We could throw in their global warming, tornadoes, hurricanes, floods, poverty, recessions and depressions, but at the end of the day learning that crisis are a part of life, no matter how much you plan or save, one day you can find yourself out of resources. You may even be limited in your ability to work, and have to choose what are the bare necessities you need in order to live. To put my health first and everything else on hold is not in any way easy. It seems that not only are our societies aware of this, but now this has become the most important aspect of politicians and the political system in the united states. How far are we going to go even taking advantage of others to get what we want. Isn’t that supposed to be a better quality of life for all of us? For our families! So how do we get there.
Redesign to stay relevant! Sometimes it takes a horrific tragedy, like COVID -19 in order to really uncover the true meaning of re-design or re-branding in your business. If you are a small business like myself, using the new found “time” in your day to reflect on the current business relationships you have, review your business plan, check the balances on your bank account and determine where you can make the biggest impact is a priority.
For those that know me, my foundation and my mission – they know I love heading to events, ones I produce or where I am a guest and seeing people I know, some friends and some new acquaintance. I truly enjoy hearing about how people are doing in their business and how they create work-life balances, hoping they are thriving and then leave at the end of the night, fulfilled – a night of good networking and relationship building is good for everyone. Until now…
Model Citizens Magazine Stories Model Citizens August issue features some incredible model citizens including cover model and Miss Long Island Madison Argandona. Model citizen Rosario Cassata shares his story about how he […]
Model Citizens Magazine New York City September 2015 Model Citizens Magazine Stories Model Citizens Magazine – Model Citizens recognizing and supporting other model citizens… Model Citizens Magazine is a Long Island Based publishing […]

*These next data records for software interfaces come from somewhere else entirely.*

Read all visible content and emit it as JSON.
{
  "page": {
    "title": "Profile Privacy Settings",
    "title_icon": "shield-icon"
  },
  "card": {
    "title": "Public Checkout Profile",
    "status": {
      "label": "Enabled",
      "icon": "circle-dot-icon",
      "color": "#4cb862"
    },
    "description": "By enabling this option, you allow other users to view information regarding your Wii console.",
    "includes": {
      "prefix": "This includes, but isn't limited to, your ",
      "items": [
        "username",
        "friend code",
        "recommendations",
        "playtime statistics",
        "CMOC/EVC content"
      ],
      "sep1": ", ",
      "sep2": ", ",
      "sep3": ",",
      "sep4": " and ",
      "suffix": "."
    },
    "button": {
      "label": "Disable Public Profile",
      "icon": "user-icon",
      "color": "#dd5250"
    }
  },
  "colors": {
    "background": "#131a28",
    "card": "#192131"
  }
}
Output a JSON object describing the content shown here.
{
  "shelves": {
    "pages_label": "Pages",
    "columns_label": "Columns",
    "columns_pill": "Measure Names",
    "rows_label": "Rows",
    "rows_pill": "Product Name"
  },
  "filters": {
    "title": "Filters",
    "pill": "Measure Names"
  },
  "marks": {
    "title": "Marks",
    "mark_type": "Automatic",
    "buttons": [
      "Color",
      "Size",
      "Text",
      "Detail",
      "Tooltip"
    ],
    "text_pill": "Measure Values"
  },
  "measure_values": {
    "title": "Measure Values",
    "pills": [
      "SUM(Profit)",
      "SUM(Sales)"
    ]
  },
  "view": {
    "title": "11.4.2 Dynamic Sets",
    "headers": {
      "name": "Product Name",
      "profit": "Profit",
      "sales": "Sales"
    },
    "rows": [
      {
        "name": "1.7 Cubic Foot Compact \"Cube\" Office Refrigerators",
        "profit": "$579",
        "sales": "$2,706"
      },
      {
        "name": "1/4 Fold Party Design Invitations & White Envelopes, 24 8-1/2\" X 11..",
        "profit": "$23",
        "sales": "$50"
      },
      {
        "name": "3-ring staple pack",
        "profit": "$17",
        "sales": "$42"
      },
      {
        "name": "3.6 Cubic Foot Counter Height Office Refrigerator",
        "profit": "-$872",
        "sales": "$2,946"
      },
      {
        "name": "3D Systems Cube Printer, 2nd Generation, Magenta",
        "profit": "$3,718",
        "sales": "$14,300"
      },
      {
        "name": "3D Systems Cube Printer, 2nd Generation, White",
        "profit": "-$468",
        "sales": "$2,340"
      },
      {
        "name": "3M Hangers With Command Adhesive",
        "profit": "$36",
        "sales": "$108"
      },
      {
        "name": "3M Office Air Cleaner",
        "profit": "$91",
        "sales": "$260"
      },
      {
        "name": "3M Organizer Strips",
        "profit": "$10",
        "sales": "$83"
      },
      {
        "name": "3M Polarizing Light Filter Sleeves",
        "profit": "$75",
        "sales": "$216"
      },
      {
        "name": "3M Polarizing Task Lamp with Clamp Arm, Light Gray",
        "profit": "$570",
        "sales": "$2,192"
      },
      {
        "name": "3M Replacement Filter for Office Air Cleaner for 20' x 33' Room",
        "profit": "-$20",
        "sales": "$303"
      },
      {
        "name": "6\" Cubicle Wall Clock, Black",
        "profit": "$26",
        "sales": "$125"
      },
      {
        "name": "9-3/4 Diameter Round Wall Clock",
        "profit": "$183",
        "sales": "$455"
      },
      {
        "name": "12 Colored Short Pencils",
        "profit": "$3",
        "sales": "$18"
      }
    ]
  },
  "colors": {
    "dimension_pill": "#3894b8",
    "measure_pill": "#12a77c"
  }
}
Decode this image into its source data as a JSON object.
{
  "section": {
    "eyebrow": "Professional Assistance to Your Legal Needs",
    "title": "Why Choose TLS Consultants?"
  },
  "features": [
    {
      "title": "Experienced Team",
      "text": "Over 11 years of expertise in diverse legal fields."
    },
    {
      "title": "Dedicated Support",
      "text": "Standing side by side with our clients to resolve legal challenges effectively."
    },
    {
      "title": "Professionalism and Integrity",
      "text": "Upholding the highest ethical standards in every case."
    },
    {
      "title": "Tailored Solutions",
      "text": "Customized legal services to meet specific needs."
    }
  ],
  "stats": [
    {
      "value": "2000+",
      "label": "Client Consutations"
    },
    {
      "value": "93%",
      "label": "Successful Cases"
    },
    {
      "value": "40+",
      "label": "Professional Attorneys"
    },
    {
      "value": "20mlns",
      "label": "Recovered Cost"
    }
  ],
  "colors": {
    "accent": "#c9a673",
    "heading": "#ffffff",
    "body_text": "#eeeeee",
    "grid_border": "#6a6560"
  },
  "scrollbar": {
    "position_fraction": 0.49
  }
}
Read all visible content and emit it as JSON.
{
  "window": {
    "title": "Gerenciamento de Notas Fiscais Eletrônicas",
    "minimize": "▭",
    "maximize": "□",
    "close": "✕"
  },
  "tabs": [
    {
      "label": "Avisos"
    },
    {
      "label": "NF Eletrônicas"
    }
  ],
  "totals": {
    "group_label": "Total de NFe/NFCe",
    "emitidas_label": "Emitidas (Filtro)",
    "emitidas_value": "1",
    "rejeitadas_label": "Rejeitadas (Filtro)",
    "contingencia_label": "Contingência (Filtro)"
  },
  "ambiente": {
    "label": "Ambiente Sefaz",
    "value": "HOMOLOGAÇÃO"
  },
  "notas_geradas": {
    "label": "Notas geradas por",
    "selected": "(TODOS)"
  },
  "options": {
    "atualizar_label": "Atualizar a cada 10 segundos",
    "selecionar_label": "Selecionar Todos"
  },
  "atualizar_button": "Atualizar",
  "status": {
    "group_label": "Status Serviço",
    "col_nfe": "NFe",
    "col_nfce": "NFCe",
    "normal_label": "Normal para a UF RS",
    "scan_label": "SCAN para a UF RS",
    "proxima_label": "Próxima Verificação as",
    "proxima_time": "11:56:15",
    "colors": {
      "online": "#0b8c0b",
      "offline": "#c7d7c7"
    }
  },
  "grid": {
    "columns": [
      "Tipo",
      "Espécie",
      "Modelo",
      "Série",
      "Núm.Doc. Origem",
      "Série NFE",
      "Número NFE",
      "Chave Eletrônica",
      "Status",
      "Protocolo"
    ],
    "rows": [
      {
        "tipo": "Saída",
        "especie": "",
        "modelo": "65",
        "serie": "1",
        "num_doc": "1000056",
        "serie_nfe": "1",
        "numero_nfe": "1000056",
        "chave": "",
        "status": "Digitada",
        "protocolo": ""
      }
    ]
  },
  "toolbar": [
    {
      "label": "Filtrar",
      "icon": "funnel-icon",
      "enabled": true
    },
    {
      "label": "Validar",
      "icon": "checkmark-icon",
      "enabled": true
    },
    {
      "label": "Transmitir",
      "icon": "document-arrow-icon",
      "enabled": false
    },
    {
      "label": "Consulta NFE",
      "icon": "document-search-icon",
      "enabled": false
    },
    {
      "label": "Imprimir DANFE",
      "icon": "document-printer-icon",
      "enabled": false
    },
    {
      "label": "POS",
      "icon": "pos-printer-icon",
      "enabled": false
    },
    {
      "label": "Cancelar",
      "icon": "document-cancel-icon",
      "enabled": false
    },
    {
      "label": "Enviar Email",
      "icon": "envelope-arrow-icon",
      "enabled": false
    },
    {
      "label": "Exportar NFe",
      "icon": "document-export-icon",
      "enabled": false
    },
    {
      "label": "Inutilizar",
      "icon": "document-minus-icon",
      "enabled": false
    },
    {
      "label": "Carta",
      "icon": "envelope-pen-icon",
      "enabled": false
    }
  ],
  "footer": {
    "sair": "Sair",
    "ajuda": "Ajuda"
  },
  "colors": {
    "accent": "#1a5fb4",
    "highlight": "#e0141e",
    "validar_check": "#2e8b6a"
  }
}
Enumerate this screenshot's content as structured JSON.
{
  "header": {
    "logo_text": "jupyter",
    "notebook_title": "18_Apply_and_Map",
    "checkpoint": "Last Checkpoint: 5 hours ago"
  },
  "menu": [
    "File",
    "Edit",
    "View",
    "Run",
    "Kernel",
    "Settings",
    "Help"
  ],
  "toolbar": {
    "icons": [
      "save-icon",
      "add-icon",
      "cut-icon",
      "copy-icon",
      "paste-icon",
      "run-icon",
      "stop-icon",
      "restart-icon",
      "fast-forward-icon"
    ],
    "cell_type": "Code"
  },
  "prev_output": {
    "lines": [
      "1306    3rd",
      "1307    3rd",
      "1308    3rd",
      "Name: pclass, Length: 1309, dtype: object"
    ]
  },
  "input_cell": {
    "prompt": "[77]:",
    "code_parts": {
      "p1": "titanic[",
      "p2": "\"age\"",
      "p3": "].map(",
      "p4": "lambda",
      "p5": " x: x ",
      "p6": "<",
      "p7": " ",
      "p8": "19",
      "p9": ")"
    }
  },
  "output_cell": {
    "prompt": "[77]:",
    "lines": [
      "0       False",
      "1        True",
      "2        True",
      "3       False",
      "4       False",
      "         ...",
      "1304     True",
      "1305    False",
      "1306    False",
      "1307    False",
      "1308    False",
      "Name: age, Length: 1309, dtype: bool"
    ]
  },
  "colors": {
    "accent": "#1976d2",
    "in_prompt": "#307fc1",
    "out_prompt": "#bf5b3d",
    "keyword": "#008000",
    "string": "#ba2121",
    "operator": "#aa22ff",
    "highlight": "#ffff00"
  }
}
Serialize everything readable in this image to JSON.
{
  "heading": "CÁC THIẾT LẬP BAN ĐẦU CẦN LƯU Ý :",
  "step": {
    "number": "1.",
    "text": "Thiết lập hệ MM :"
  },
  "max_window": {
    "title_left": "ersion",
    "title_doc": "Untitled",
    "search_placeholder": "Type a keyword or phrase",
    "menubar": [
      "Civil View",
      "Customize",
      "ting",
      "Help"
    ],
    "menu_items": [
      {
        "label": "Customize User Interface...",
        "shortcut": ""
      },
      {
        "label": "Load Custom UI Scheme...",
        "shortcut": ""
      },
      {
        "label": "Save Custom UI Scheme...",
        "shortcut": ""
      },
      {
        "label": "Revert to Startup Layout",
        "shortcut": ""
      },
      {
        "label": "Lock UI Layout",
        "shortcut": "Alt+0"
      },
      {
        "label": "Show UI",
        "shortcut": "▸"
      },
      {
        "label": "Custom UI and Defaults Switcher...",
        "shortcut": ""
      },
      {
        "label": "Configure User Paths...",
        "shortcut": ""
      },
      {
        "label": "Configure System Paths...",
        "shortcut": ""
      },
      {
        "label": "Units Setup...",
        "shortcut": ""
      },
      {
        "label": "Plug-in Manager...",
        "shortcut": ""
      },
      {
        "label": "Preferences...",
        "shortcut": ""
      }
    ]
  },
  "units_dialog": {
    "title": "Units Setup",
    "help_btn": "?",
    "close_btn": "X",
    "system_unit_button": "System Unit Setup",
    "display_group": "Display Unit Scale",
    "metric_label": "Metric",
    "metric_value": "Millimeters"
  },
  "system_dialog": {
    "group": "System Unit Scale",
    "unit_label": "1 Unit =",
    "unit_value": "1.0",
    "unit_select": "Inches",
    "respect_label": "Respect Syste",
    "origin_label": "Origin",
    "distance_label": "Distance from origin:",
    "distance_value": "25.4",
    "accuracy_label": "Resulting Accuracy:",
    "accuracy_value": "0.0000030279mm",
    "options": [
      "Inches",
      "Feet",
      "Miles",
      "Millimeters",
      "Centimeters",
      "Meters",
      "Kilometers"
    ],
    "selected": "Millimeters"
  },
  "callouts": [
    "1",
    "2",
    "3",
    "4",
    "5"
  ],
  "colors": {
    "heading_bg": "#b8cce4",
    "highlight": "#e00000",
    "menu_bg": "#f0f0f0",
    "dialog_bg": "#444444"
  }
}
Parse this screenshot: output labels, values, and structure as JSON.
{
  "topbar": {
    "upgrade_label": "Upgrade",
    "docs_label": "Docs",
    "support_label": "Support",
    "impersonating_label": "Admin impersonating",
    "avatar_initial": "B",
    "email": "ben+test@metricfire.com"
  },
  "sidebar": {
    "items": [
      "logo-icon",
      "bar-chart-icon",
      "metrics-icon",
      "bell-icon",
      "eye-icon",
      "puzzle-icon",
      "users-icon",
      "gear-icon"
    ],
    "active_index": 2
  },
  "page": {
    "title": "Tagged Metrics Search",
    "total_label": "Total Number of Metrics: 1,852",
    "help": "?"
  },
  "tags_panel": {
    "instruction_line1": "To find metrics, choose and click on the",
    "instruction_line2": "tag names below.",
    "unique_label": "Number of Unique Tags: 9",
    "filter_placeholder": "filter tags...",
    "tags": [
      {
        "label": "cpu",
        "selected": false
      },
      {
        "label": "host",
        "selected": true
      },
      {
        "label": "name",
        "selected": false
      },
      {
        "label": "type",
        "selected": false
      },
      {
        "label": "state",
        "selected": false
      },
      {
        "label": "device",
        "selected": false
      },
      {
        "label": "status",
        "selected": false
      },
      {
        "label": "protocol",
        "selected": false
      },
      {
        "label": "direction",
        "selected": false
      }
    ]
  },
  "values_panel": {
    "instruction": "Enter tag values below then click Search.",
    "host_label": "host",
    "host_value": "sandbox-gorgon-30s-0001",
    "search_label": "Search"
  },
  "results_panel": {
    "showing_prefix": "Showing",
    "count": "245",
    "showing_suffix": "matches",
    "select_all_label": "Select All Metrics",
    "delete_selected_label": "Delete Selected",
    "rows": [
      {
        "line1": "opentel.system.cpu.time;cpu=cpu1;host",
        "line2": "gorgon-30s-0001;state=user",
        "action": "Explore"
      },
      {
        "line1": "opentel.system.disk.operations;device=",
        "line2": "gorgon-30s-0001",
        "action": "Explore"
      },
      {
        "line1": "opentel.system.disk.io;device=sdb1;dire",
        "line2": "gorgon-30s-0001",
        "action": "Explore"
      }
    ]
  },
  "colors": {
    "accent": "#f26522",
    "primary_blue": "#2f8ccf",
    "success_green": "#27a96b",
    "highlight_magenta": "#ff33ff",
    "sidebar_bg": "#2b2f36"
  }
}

Model Citizens Magazine Connecticut June 2015 Model Citizens Magazine Stories Model Citizens Magazine – Model Citizens recognizing and supporting other model citizens… Model Citizens Magazine is a Long Island Based publishing company (TradEconomy, […]